The Preparatory Tables, involving the rate of interest as well as the rates of sickness and mortality, were constructed by the aid of logarithms. They could have been constructed by actual multiplication, but the process would have been more laborious and the risk of error greater. For the purposes of Friendly Societies five figures of the tabular values being sufficient, I have used Bremiker's table of five figures of numbers to six of logarithms. This work, uniform with this Treatise, may be procured through Messrs. C. and E. Layton, 150 Fleet Street, at the low price of two shillings per copy in paper cover.
In the following Treatise, which is complete as far as it goes, I have endeavoured to make the language accurate and the computations free from errors, typographical or otherwise.
By means of this Treatise may be constructed tables of weekly contributions by simple multiplication and division.
Example 1. Weekly contribution, at age 18, for an assurance of 12s. 6d. per week in the first twelve months' sickness during life, 6s. 3d. per week in a continuance of th page viii same sickness, £12 at the death of a member, and £8 at the death of a member's wife.
This example shows that the early contribution of 5d. per week for an assurance of these benefits was an inadequate one, even at the youngest age at entry, under the plan of the same contribution for all ages, from age 18 to 36.
Example 2. Weekly contribution, at age 36, for an assurance of 12s. 6d. per week in the first twelve months' sickness during life, 6s. 3d. per week in a continuance of the same sickness, £12 at the death of a member, and £8 at the death of a member's wife.
This example shows that the early contribution of 5d. per week for an assurance of these benefits was exactly only half the sum which should have been paid at the oldest age, under the plan of the same contribution for all ages, from age 18 to 36.
It being then clear, both from the valuation and the supplementary Treatise, that the contributions of the old members have been long inadequate, the old members cannot object to escaping, should the District Officers and Deputies decide on their paying only for the future, what they should have paid during the whole time of their membership.

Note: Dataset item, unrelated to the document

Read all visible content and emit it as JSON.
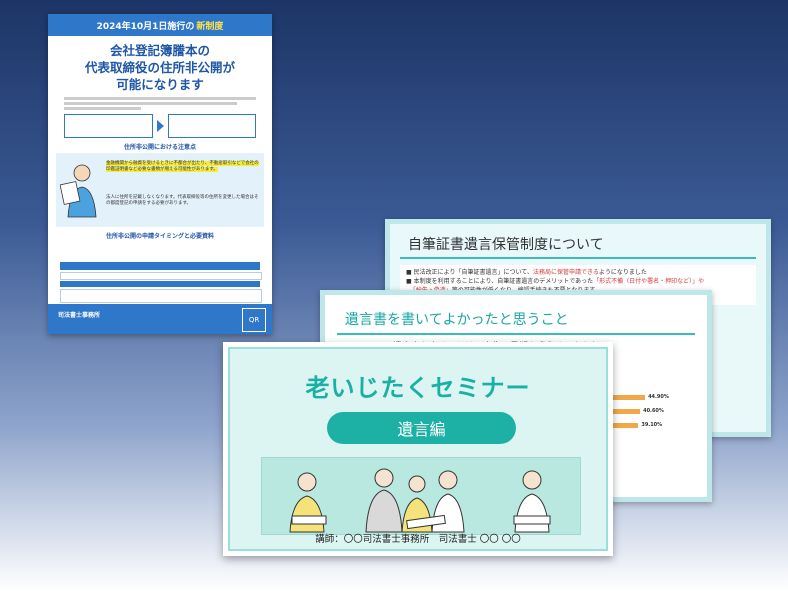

Yours truly and fraternally,
William Hatton, Actuary,80 New Road, Brighton, Brunswick Lodge, No. 118,
August 20th, 1874.